### [WORK ITEM]
Only the lines from the one with "What data populates" to the end of the data below should be given again, exactly, with both ends included and pictures omitted.

### [SOURCE RECORDS]

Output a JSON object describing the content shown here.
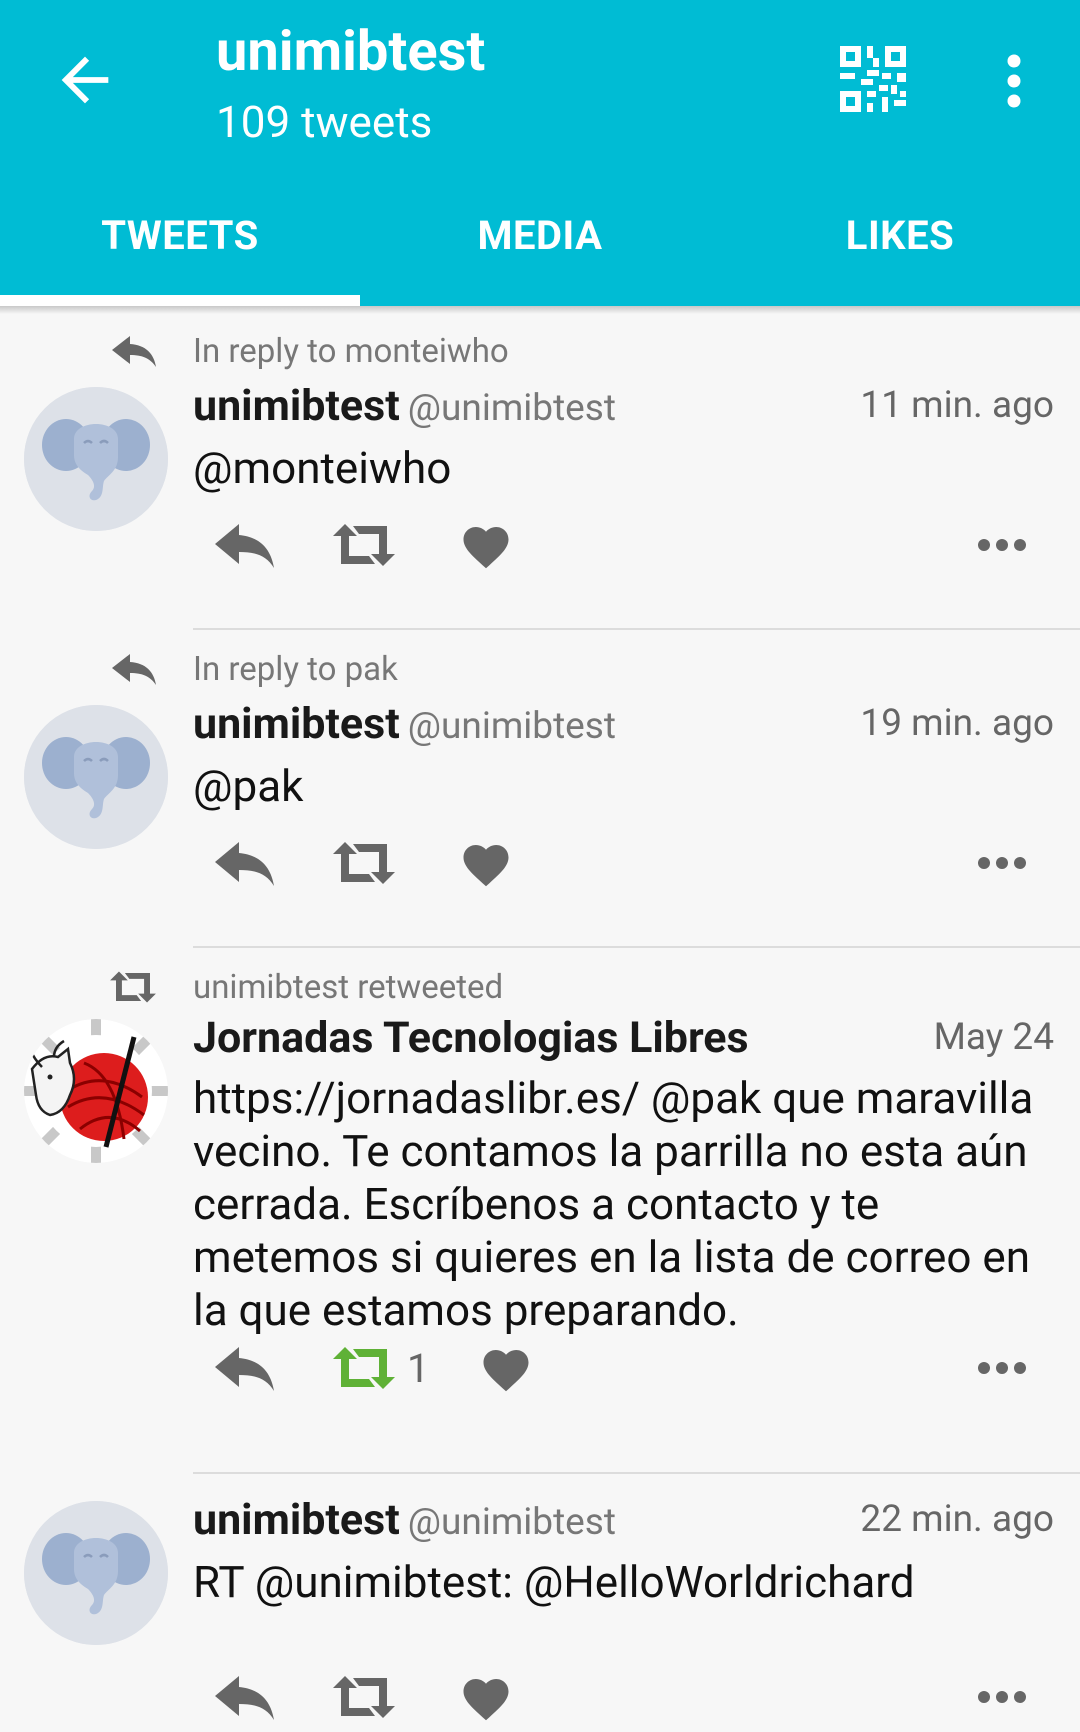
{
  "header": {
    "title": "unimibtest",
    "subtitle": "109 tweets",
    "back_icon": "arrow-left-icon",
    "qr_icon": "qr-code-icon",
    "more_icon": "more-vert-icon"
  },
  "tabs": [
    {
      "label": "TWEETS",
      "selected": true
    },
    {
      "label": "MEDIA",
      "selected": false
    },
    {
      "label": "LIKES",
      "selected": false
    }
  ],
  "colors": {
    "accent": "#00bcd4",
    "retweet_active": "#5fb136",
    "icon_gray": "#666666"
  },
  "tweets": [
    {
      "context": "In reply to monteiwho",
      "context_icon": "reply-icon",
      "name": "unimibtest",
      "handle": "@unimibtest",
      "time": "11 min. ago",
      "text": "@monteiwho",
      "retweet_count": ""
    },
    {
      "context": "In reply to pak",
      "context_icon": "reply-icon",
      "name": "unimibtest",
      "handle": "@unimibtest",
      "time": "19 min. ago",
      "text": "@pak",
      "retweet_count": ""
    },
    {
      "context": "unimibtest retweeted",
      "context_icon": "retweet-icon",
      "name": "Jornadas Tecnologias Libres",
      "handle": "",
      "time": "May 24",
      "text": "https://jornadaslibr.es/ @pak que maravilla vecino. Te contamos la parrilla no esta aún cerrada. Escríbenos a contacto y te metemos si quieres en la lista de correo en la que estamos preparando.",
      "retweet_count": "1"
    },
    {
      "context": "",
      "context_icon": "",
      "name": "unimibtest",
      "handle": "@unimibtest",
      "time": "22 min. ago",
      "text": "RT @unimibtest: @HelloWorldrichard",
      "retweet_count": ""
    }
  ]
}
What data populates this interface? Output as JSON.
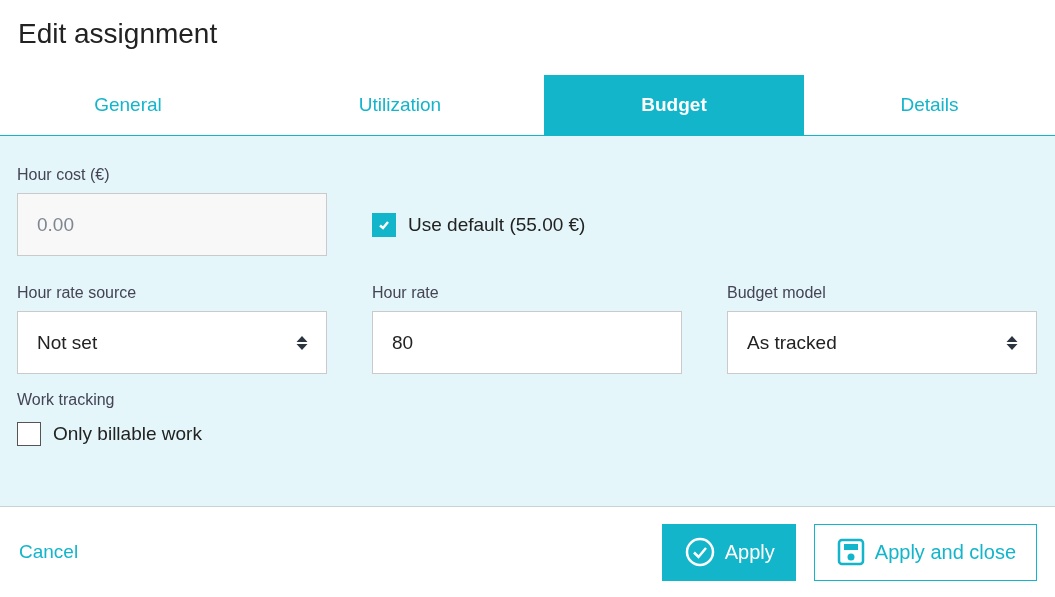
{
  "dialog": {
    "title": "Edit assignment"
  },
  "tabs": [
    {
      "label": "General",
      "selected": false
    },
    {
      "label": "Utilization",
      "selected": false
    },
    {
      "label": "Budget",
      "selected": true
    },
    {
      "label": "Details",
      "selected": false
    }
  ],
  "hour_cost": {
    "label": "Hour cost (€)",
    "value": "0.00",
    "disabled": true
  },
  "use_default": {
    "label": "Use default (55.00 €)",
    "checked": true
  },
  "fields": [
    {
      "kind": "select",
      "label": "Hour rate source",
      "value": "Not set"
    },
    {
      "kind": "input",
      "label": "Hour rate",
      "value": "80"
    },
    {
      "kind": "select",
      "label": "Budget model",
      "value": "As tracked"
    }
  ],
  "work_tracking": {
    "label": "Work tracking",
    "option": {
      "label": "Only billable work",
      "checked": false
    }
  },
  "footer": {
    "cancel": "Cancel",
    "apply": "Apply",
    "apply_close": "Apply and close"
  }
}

### [ANSWER SPACE]
What data populates this interface? Output as JSON.
{
  "dialog": {
    "title": "Edit assignment"
  },
  "tabs": [
    {
      "label": "General",
      "selected": false
    },
    {
      "label": "Utilization",
      "selected": false
    },
    {
      "label": "Budget",
      "selected": true
    },
    {
      "label": "Details",
      "selected": false
    }
  ],
  "hour_cost": {
    "label": "Hour cost (€)",
    "value": "0.00",
    "disabled": true
  },
  "use_default": {
    "label": "Use default (55.00 €)",
    "checked": true
  },
  "fields": [
    {
      "kind": "select",
      "label": "Hour rate source",
      "value": "Not set"
    },
    {
      "kind": "input",
      "label": "Hour rate",
      "value": "80"
    },
    {
      "kind": "select",
      "label": "Budget model",
      "value": "As tracked"
    }
  ],
  "work_tracking": {
    "label": "Work tracking",
    "option": {
      "label": "Only billable work",
      "checked": false
    }
  },
  "footer": {
    "cancel": "Cancel",
    "apply": "Apply",
    "apply_close": "Apply and close"
  }
}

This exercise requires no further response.